From 1st October 2017, schools are allowed to buy spare adrenaline auto-injectors for use on children with serious allergies in emergencies, following a change in the law. Until now, AAIs could only be obtained on prescription and this could mean that there was no spare in school if the child forgot. There have been two serious cases over the last year where coroners said that delays in administering adrenaline ‘may have’ contributed to the deaths of children in school.
To reflect this change the Department of Health have issued non-statutory guidance to schools.

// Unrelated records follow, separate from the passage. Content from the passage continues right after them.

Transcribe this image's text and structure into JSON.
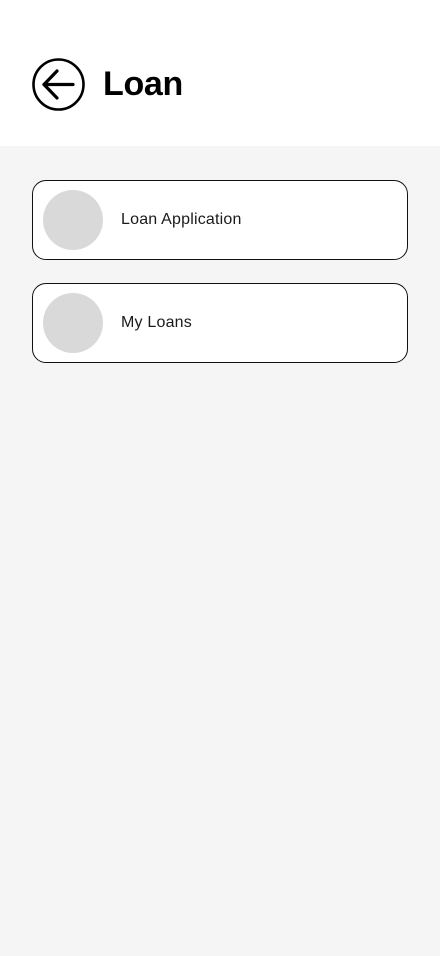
{
  "header": {
    "title": "Loan",
    "back_icon": "arrow-left-circle-icon"
  },
  "menu": {
    "items": [
      {
        "label": "Loan Application",
        "icon": "placeholder-circle"
      },
      {
        "label": "My Loans",
        "icon": "placeholder-circle"
      }
    ]
  },
  "colors": {
    "header_background": "#ffffff",
    "page_background": "#f5f5f5",
    "card_background": "#ffffff",
    "card_border": "#111111",
    "avatar_placeholder": "#d9d9d9"
  }
}
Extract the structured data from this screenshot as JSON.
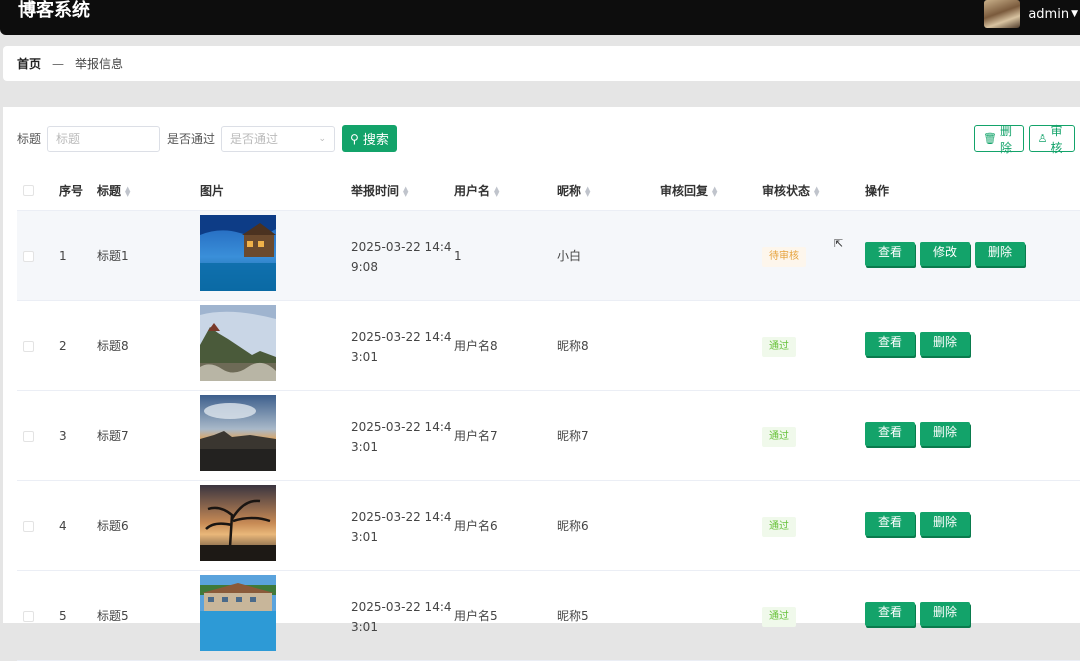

Schools should ensure that they have an effective protocol for the use of emergency adrenaline auto injectors which includes the following:
- arrangements for the supply, storage, care, and disposal of spare AAI(s) in line with Supporting Pupils with Medical Conditions.

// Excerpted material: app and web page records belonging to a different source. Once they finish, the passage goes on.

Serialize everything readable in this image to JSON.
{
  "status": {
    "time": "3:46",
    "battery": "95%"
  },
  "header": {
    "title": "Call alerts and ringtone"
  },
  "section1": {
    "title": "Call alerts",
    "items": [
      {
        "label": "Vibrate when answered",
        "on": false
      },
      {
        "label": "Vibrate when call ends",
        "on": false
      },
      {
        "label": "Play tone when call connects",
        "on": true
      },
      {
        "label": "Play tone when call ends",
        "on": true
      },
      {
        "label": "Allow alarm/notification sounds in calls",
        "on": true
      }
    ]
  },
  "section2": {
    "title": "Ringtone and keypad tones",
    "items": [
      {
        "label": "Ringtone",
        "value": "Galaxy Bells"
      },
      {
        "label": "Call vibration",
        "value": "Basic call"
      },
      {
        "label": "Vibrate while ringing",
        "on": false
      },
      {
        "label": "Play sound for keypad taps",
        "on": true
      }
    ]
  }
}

- a register of pupils who have been prescribed an AAI(s) (or where a doctor has provided a written plan recommending AAI(s) to be used in the event of anaphylaxis).
- written consent from the pupil’s parent/legal guardian for use of the spare AAI(s), as part of a pupil’s individual healthcare plan.
- ensuring that any spare AAI is used only in pupils where both medical authorisation and written parental consent have been provided.
- appropriate support and training for staff in the use of the AAI in line with the schools wider policy on supporting pupils with medical conditions.
- keeping a record of use of any AAI(s), as required by Supporting Pupils and informing parents or carers that their pupil has been administered an AAI and whether this was the school’s spare AAI or the pupil’s own device.
Download the guidance: Guidance on the use of adrenaline auto-injectors in schools
Further Information about Anaphylaxis: Anaphylaxis
Statutory Document: Supporting pupils with medical conditions at school